##### STORED DATA
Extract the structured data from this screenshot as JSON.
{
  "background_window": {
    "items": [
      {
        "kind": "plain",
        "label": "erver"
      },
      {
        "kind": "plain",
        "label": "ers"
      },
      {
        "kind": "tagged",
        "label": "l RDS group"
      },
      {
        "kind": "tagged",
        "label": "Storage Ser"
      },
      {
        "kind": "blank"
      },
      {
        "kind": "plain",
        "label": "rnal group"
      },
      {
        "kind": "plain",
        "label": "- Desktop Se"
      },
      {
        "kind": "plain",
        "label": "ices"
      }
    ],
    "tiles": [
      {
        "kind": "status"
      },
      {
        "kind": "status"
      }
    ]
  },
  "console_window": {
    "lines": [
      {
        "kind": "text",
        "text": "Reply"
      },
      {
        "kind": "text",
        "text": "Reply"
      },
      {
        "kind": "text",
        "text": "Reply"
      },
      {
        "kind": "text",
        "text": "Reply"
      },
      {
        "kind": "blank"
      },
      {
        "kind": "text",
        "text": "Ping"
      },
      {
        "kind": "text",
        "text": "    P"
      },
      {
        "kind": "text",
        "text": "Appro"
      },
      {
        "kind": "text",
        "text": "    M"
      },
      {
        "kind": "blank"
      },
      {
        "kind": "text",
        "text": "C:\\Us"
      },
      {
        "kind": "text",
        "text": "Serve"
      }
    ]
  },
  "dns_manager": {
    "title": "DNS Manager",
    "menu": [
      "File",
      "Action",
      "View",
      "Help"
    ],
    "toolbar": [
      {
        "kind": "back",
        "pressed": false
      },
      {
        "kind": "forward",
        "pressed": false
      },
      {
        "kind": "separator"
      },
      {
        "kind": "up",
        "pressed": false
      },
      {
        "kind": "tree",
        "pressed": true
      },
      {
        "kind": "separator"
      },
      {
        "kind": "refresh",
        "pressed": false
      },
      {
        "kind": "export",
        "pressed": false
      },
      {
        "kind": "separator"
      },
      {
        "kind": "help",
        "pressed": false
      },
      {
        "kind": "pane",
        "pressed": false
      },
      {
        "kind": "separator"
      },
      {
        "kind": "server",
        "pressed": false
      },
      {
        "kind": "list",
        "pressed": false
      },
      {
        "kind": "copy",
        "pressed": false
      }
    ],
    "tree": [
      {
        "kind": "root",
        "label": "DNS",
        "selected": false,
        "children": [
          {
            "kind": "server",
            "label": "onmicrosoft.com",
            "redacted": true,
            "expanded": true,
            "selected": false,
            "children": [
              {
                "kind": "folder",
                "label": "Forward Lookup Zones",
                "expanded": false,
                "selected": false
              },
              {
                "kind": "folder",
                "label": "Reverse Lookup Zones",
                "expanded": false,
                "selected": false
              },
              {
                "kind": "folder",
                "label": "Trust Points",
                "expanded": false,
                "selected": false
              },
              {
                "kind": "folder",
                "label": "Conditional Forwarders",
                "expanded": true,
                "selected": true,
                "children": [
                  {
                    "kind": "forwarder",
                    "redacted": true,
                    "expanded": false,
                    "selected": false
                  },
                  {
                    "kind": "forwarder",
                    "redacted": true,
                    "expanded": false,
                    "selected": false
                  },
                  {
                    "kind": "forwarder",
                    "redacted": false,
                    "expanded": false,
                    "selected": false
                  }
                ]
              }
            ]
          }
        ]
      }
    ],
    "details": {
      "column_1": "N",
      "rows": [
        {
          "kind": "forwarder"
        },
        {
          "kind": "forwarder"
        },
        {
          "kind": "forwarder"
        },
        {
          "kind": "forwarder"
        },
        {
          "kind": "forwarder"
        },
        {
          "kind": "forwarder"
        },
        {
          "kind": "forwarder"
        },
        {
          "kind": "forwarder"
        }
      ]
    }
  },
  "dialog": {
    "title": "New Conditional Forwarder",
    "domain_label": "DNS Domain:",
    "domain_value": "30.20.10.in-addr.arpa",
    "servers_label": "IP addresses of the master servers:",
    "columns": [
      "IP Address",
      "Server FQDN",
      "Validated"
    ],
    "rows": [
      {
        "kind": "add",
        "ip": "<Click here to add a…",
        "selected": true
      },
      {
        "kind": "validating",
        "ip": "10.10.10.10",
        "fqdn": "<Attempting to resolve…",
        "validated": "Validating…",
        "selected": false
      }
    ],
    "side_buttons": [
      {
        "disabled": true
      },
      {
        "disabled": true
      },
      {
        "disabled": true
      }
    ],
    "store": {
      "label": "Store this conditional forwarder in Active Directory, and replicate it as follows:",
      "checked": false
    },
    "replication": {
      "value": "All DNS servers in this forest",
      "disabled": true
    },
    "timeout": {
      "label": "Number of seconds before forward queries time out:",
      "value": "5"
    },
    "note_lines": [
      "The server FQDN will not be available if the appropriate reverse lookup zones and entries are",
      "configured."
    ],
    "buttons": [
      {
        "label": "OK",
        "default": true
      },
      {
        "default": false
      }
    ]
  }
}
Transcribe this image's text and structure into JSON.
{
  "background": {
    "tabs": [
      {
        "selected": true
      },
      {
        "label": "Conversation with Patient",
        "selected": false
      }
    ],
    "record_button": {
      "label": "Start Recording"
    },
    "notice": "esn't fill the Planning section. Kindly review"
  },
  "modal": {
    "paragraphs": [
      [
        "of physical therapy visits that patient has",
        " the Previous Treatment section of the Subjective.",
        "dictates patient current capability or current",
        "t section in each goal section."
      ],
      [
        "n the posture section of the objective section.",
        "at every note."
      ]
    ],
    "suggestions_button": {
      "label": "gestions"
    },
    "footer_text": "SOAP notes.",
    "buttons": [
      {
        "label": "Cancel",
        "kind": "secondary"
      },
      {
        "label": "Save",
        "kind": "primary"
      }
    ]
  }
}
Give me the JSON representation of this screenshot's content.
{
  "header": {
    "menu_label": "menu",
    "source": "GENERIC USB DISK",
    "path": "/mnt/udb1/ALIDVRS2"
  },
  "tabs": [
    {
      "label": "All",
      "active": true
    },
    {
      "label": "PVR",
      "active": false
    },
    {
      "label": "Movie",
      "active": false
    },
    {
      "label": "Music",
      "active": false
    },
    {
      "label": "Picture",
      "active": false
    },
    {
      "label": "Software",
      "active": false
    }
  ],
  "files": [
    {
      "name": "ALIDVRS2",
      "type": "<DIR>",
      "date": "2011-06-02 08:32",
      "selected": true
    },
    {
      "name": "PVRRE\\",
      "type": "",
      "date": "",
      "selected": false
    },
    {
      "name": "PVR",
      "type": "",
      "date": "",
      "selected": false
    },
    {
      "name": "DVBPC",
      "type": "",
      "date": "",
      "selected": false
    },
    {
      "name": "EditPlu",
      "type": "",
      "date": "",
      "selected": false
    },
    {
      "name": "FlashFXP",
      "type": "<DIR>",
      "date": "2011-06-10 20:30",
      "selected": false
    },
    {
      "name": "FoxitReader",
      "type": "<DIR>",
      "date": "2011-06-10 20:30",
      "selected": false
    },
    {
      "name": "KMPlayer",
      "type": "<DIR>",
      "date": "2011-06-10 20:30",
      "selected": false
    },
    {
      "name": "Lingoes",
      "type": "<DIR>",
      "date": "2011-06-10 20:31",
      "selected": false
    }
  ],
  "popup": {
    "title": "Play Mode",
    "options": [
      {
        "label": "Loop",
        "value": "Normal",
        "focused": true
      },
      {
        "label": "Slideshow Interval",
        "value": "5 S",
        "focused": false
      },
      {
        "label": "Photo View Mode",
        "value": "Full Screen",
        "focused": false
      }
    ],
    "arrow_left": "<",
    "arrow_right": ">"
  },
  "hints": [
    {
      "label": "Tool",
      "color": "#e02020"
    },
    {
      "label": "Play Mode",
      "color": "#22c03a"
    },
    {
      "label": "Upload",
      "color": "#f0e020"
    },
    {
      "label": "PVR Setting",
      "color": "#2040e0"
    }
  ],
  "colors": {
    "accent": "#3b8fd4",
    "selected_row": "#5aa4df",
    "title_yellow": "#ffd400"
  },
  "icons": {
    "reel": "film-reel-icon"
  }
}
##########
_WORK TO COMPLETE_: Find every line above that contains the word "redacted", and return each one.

_RESPONSE TO THIS EXERCISE_:
            "redacted": true,
                    "redacted": true,
                    "redacted": true,
                    "redacted": false,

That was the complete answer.